[[ Data provided open ]]

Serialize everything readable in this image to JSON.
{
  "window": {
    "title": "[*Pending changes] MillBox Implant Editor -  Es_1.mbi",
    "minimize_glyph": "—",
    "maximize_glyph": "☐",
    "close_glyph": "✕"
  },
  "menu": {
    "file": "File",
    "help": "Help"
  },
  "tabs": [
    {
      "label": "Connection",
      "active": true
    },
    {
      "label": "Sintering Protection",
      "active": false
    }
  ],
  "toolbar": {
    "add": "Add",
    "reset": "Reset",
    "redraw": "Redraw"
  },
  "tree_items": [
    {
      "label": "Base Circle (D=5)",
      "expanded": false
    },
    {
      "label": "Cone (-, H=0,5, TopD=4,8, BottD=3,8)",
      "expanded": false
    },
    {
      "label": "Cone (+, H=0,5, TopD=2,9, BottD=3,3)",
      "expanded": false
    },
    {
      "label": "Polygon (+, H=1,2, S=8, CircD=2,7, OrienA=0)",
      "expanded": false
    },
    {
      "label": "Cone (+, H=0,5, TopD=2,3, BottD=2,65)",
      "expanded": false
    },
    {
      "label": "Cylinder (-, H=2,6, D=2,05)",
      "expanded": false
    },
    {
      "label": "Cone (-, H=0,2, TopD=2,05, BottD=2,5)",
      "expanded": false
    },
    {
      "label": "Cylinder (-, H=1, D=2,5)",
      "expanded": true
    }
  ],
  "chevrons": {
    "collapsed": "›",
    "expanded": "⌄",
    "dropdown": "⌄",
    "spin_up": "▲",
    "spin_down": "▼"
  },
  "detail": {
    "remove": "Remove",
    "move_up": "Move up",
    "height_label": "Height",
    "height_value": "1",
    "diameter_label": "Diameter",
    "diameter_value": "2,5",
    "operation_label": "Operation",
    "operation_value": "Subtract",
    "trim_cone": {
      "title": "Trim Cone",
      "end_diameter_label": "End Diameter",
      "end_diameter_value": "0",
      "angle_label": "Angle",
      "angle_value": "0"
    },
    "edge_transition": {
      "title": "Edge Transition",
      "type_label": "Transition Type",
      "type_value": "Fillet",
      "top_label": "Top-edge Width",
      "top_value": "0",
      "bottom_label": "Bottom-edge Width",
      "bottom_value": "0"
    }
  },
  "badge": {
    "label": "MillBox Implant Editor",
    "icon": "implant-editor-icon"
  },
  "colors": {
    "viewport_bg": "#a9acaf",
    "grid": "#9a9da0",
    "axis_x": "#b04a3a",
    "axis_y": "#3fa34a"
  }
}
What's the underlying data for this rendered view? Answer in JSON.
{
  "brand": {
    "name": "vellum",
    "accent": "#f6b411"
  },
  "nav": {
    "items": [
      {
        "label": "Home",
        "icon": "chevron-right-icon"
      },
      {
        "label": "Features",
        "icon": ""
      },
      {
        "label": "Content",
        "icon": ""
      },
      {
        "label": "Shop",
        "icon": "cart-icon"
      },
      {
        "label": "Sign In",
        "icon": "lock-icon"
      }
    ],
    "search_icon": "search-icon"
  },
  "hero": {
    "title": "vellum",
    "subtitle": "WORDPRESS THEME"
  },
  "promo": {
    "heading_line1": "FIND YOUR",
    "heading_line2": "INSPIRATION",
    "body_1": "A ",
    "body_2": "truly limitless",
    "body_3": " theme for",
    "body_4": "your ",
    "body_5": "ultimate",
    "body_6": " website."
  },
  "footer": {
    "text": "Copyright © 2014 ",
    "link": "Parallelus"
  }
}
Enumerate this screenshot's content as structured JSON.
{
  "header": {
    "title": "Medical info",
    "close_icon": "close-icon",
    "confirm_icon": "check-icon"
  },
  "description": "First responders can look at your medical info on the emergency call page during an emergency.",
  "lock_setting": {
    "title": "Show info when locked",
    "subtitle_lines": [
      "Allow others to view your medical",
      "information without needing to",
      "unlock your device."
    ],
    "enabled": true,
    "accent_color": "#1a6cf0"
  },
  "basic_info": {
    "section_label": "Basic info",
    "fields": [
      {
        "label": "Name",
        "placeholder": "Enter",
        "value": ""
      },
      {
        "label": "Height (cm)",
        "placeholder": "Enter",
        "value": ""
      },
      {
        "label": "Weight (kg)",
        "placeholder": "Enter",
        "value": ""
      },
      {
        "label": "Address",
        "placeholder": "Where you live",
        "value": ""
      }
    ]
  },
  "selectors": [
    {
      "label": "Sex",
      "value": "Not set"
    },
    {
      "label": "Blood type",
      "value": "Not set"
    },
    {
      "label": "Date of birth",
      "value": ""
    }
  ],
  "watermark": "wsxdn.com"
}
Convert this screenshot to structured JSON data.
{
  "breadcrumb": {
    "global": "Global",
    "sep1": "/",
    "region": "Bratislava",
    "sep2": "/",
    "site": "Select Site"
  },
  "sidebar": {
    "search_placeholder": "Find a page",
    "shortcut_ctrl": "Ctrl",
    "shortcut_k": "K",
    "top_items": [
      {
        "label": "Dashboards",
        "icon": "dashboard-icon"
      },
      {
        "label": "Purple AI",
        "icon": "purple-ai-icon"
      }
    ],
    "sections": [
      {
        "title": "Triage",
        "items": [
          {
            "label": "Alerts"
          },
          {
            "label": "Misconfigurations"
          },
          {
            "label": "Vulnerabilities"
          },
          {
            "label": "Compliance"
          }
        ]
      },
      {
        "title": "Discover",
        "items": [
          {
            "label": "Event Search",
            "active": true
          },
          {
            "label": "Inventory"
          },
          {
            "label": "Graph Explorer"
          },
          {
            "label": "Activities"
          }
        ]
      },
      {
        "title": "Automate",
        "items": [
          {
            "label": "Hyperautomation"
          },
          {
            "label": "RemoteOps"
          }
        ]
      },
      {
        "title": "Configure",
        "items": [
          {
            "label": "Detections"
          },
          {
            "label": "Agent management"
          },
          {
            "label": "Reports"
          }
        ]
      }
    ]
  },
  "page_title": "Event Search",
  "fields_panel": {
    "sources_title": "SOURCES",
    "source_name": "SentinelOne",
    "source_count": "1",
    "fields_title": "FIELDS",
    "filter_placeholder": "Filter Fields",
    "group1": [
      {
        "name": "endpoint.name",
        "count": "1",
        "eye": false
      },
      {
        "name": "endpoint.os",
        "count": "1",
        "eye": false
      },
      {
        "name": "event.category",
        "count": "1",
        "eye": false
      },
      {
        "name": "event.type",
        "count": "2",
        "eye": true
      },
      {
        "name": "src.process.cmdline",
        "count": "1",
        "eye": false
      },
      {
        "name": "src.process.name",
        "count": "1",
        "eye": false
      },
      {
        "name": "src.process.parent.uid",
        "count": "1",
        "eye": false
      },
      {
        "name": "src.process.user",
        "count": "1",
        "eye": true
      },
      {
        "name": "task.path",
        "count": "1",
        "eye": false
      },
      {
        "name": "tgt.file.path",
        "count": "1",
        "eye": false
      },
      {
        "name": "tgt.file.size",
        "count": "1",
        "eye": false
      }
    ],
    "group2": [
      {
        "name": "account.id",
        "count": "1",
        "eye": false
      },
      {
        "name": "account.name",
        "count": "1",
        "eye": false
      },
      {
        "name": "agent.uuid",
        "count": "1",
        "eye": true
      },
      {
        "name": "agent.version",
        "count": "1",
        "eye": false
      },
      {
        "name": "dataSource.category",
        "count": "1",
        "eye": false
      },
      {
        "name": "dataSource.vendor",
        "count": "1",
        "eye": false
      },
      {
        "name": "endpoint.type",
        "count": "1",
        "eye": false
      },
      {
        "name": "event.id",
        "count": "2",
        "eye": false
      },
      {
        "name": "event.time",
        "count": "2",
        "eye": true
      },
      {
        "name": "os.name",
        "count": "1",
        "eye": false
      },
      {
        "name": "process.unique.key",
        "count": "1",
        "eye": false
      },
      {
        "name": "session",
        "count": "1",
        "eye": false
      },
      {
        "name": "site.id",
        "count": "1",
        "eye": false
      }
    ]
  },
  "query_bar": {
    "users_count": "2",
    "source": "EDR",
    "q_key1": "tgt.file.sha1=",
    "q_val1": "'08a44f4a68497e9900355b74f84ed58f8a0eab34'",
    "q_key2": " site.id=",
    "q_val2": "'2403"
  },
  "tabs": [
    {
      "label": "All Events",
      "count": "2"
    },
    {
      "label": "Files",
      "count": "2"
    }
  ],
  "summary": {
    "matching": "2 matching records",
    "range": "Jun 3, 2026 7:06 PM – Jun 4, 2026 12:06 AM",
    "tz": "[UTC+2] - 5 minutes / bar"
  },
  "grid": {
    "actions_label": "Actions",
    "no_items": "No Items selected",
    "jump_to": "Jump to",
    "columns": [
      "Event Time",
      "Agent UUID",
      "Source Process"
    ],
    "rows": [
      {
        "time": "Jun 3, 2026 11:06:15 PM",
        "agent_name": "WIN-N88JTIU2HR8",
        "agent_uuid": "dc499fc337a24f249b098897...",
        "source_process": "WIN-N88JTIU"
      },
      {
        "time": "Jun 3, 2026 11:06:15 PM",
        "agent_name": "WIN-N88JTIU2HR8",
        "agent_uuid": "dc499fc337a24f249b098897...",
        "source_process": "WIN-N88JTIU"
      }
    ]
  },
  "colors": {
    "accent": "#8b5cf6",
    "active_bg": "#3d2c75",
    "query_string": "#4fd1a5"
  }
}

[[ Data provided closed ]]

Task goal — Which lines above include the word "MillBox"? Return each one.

Exercise solution —
    "title": "[*Pending changes] MillBox Implant Editor -  Es_1.mbi",
    "label": "MillBox Implant Editor",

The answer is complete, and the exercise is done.